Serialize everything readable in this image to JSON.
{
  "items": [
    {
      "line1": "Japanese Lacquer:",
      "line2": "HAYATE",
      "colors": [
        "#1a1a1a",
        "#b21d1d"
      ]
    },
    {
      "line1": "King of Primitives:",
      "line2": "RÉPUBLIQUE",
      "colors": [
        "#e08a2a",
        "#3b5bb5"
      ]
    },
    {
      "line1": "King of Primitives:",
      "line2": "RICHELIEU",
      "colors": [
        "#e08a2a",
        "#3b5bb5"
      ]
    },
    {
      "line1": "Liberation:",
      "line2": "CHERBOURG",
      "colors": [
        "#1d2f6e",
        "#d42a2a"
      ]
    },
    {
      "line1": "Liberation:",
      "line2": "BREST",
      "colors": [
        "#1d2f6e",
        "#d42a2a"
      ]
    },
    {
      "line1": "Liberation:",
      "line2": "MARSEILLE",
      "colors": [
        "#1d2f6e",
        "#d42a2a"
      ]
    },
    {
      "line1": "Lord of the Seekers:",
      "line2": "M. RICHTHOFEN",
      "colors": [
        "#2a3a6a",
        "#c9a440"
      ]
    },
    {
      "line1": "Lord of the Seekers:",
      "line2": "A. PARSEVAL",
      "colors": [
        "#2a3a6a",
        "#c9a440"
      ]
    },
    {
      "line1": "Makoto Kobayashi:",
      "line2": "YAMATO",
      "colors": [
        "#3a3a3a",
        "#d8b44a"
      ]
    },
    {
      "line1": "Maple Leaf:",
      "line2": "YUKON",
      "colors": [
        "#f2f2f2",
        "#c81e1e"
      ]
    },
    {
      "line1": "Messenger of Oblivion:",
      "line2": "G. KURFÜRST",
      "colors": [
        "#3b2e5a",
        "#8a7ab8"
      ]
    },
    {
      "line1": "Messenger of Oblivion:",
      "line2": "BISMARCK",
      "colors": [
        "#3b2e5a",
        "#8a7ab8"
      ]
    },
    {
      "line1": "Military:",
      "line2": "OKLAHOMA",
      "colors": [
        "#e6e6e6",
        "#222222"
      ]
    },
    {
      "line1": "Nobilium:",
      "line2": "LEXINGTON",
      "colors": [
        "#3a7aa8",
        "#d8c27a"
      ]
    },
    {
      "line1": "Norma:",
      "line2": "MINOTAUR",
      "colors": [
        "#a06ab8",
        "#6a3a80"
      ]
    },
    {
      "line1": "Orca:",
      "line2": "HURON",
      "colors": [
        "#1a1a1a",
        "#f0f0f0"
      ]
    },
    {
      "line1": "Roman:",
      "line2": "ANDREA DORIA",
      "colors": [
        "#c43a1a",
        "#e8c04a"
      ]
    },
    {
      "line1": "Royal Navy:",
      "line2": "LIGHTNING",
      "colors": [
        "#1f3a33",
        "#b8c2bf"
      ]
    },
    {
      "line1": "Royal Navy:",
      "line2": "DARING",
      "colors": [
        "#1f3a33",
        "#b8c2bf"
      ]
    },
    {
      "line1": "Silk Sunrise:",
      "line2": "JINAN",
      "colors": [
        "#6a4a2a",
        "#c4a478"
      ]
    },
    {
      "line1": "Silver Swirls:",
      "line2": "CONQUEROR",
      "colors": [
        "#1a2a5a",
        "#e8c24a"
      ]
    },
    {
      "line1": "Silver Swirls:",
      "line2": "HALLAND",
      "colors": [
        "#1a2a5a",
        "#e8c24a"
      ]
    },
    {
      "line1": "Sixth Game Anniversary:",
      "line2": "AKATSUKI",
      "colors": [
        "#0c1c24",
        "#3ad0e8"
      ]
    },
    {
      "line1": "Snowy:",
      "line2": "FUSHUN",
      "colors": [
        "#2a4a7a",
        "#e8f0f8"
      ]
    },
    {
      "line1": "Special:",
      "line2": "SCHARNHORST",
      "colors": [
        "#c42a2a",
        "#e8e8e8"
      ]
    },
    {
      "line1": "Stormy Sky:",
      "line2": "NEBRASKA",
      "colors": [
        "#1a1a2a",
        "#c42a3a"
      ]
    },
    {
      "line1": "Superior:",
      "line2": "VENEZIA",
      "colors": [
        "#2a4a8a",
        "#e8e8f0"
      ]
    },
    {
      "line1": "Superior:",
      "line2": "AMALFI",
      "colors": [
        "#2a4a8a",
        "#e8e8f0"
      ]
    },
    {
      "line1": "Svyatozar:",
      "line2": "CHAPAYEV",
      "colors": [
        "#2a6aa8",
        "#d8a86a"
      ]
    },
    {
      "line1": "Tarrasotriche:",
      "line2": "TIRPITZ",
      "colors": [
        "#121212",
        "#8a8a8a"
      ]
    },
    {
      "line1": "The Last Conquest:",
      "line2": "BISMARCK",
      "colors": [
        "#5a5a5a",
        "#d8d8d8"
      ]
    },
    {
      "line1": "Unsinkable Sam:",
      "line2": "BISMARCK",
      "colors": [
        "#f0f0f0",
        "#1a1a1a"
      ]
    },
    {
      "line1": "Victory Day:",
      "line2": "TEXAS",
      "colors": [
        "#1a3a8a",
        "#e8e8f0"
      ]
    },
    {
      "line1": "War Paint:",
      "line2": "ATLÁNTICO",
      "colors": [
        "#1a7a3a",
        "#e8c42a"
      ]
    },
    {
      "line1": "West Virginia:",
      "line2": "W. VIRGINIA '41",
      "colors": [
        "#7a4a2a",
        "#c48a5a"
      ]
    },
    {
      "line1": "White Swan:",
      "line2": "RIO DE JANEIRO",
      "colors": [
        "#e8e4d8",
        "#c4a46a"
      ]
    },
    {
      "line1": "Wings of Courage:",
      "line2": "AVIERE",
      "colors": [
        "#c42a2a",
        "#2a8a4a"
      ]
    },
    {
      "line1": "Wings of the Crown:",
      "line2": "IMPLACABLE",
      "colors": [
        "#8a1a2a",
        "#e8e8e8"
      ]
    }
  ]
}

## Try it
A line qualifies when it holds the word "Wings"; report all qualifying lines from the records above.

## Answer area
      "line1": "Wings of Courage:",
      "line1": "Wings of the Crown:",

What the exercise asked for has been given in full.